START GIVEN DATA

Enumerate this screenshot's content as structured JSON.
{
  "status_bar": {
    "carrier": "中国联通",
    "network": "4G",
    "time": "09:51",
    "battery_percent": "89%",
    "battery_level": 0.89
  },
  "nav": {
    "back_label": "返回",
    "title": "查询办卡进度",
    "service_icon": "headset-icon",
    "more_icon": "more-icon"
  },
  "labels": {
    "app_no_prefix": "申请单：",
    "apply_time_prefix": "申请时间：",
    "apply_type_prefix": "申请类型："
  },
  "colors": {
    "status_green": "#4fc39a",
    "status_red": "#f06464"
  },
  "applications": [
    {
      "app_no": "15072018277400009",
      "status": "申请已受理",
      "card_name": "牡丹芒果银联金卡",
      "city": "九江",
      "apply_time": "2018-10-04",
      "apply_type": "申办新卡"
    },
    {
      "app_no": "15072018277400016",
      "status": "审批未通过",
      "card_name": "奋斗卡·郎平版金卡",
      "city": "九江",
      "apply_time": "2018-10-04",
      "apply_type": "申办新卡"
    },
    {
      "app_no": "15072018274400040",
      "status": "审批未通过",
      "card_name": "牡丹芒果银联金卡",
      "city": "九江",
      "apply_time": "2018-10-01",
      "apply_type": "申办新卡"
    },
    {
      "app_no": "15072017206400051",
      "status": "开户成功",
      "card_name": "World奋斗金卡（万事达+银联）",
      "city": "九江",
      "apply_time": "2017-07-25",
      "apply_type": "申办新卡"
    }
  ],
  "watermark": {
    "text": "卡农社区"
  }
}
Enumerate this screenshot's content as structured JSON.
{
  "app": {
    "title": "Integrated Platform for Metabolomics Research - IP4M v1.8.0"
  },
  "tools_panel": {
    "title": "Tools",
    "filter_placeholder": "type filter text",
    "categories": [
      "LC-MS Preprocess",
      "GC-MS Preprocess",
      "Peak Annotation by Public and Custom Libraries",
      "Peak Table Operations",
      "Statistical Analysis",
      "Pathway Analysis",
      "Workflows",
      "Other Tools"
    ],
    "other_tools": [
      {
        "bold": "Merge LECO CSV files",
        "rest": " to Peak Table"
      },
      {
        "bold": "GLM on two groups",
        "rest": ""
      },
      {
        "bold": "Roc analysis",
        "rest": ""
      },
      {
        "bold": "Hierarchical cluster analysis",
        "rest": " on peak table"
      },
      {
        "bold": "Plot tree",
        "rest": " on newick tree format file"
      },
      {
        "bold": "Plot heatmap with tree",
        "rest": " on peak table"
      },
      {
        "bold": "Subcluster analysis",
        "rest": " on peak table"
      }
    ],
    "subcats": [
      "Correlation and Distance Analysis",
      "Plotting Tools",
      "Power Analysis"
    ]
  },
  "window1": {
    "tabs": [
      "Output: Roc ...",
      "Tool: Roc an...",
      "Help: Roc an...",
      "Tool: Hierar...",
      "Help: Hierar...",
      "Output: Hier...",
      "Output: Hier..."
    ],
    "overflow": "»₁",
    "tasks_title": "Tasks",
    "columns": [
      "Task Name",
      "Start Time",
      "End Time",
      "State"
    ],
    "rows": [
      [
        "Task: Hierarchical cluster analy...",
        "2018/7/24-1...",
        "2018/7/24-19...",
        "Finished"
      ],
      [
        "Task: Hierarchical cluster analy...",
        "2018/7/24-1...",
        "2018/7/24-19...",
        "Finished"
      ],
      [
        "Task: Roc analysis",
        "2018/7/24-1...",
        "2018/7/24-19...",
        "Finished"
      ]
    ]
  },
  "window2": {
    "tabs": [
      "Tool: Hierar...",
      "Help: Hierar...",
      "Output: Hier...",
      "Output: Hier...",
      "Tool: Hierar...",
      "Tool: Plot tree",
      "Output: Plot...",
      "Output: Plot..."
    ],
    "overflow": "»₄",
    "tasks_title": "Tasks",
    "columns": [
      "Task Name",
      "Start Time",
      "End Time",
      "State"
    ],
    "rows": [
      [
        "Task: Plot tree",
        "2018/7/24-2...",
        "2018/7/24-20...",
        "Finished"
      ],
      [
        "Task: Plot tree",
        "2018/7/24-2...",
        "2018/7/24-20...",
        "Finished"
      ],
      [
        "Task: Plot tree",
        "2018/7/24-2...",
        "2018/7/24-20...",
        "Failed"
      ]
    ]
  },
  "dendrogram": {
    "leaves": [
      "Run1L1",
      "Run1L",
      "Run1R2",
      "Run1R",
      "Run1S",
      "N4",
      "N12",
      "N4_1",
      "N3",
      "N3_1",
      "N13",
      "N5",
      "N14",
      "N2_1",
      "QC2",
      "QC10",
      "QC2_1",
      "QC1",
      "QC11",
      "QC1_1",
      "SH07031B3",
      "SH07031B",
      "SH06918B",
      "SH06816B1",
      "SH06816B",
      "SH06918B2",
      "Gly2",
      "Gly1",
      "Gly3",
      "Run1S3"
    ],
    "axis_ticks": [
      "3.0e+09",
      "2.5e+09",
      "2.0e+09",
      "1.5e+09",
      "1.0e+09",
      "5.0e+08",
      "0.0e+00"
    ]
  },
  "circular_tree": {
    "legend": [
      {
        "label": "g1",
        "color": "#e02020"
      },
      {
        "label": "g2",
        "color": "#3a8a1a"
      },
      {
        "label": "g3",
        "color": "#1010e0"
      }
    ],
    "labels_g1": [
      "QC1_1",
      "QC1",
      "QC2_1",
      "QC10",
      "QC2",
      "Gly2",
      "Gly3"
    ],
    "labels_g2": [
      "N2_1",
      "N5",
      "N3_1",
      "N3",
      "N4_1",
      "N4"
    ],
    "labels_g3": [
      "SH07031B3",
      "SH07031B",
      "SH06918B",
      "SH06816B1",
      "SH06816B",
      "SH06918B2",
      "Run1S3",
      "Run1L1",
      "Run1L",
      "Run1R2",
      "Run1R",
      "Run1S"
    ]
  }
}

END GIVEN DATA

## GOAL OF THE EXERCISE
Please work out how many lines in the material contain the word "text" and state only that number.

## SOLUTION TO THE PROBLEM
2